Shima Baradaran Baughman
University of Utah - S.J. Quinney College of Law
University of Texas at Austin
Brigham Young University
J. C. Sharman
February 7, 2013
97 Minnesota Law Review 743 (2013)
The importance of international law has grown in an increasingly global world. States and their citizens are interconnected and depend on each other to enforce and comply with international law to meet common goals. Despite the expanding presence of international law, the question that remains is whether international law matters. Do individuals comply with international law? And when they comply, do they comply because they fear penalties or because they desire to behave appropriately? This Article presents results from a randomized field experiment designed to investigate these questions. Major findings include that roughly one in seven international actors is willing to violate international law and the existence of penalties actually motivates some actors to break international law in greater numbers. In the first and largest global field experiment to date, this Article not only advances the scope of research methods generally, but also marks new ground by providing theoretical insights on the central questions of international law.
Number of Pages in PDF File: 95
Keywords: International law, randomized controlled trial, global field experiment, constructivism, rationalism, managerial theory, penalty, international alw, compliance, norms, shell companies, incorporation transparency, financial action task force, FATF, OECD, tax haven, terrorism, corruption
JEL Classification: K33, C93, F23, G15
Date posted: February 8, 2013

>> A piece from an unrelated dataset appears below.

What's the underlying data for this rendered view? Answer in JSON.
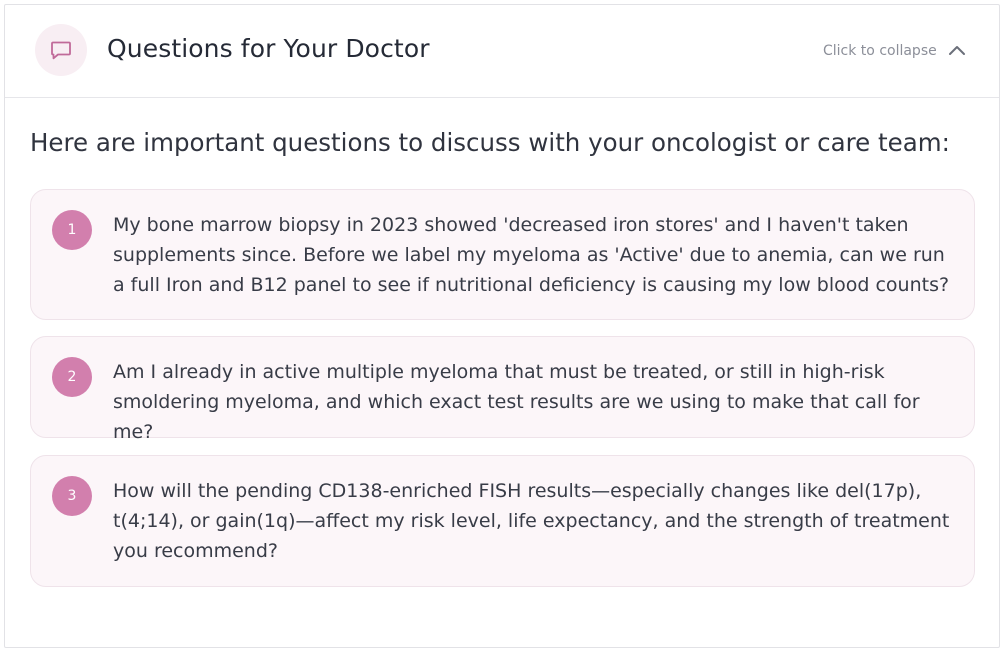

© 2016 Social Science Electronic Publishing, Inc. All Rights Reserved.
This page was processed by apollobot1 in 2.484 seconds